The Time That Remains (Elia Suleiman, 2009)


Sunday July 14th 2019, Movie night: The Time That Remains (Elia Suleiman, 2009). 109 minutes. In Hebrew, Arabic and English with English subtitles. Doors open at 20:00, Film starts 20:30.

Elia Suleiman about his film: The Time That Remains is a semi-autobiographical film, in four episodes, about a family, my family, from 1948 until recent times. The film is inspired by my father’s private diaries, starting from when he was a resistance fighter in 1948, and by my mother’s letters to family members who were forced to leave the country. Combined with my intimate memories of them and with them, the film attempts to portray the daily life of those Palestinians who remained and were labeled “Israeli-Arabs”, living as a minority in their own homeland. Trailer: https://vimeo.com/32169756

Film night at Joe’s Garage, cozy cinema! Free entrance. You want to play a movie, let us know: joe [at] lists [dot] squat [dot] net

Border Radio (Allison Anders, Dean Lent and Kurt Voss)

Sunday June 30th 2019, Movie night: Border Radio by Allison Anders, Dean Lent and Kurt Voss, 1987. In English, 87 Minutes, Doors: 20:00, Film 20:30

“‘You can’t expect other people to create drama for your life—they’re too busy creating it for themselves,’ a punk groupie says at the conclusion of Border Radio. And the four reckless characters at the center of the film certainly manage to create plenty of drama for themselves.” Chris Morris, Where Punk lived

No-budget, no-permits and DIY: Border Radio – the first film of UCLA students Allison Ander (Things behind the Sun) Kurt Voss and Dean Lent – is set in the burgeoning LA punk scene of the 80’s and went on to be an underground hit, playing in US cinemas for months. Its heist-based plot and the multiple betrayals the central foursome inflict upon each other are the stuff of purest noir. But the film diverges from its source in its largely sunlit cinematography and its explosions of punk humor.

The film music, but also a number of characters are played by local punk rockers such as the Flesh Eaters, and

“one can see what punk rock looked like, all the way to the margins of the frame: in the flyers for L.A. bands like the Alley Cats, the Gears, and the Weirdos taped in a club hallway, in the poster for Andy Warhol’s Frankenstein and the calendars of L.A. repertory movie houses tacked on apartment walls, in the thrift-store togs and rock-band T-shirts (street clothes, really) worn by the players.
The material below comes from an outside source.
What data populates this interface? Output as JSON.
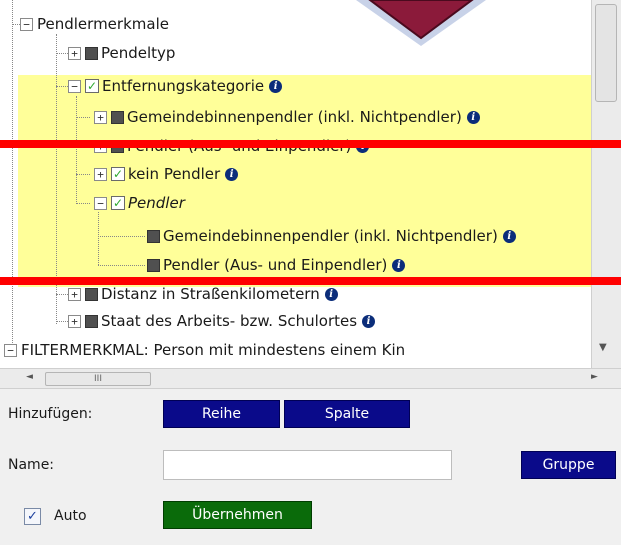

But, more importantly, the shifting tragicomic tone of the film, the energy and attitude of its musician performers, and the uneasy rhythms of its characters’ lives present a real sense of the reality of L.A. punkdom in the day.”

It was filmed from 1983 to 1987 – basically at the same time as Susan Seidelman’s Smithereens (1985) set in the alternative and punk seen in New York.

Film night at Joe’s Garage, cozy cinema! Free entrance. You want to play a movie, let us know: joe [at] lists [dot] squat [dot] net